To reverse the trend of steadily increasing veterinary student debt, the University of Florida College of Veterinary Medicine has launched a scholarship initiative aimed at rapidly increasing annual scholarship awards by tenfold.
Dean James W. Lloyd said, “We expect to be awarding $5 million in scholarship funds every year, within the next decade.”
He said there is concern that the escalating student debt load is restricting recruitment and possibly having a negative impact on the choice of career pathway among veterinary graduates.
The dean first announced the scholarship initiative in January at the North American Veterinary Community Conference in Orlando, Florida, saying that the initiative had received its first major contribution—a challenge matching gift of $100,000 from UF professor emeritus Dr. Paul Nicoletti for donations made by May 15 to the Dean’s Scholarship Endowment.
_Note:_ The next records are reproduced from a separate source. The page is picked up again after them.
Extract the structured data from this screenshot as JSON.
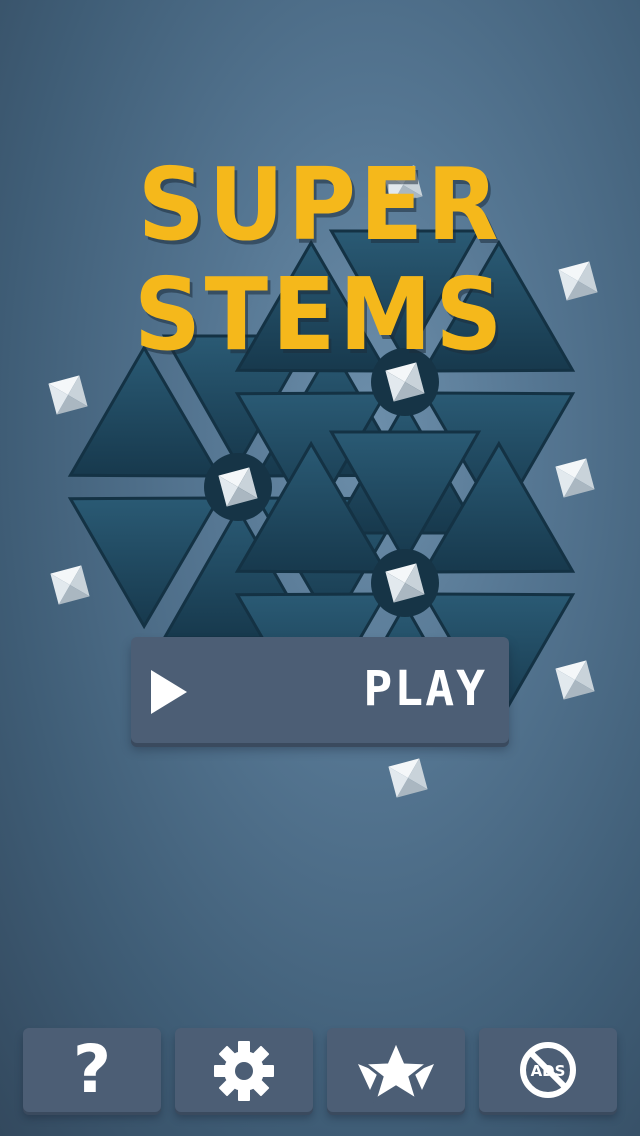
{
  "title": {
    "line1": "SUPER",
    "line2": "STEMS"
  },
  "play_button": {
    "label": "PLAY",
    "icon": "play-icon"
  },
  "bottom_bar": {
    "buttons": [
      {
        "name": "help",
        "glyph": "?",
        "icon": "question-mark-icon"
      },
      {
        "name": "settings",
        "icon": "gear-icon"
      },
      {
        "name": "rate",
        "icon": "star-icon"
      },
      {
        "name": "remove-ads",
        "icon": "no-ads-icon",
        "badge_text": "ADS"
      }
    ]
  },
  "colors": {
    "title": "#f5b81b",
    "button_bg": "#4c5e75",
    "board_tile": "#1f4a62",
    "gem": "#e8eef2"
  }
}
“Although other veterinary medical colleges also actively pursue student scholarships, our college is the first to have a development officer dedicated entirely to fundraising for scholarship support,” Dr. Lloyd said. Following a national search, he appointed Patricia Wlasuk to the post in January. She reported that the Nicoletti Challenge was met, raising $104,727.
Referring to the scholarship initiative as well as his hope to temper the increasing cost of veterinary medical education, Dr. Lloyd said, “Our goal is to see the average veterinary student’s debt load decrease instead of continuing to escalate.”
According to the recently released AVMA 2015 Report on Veterinary Debt and Income, mean educational debt for new veterinarians has grown by about $6,854 annually over the past 10 years and stood at an estimated $135,000 in 2014.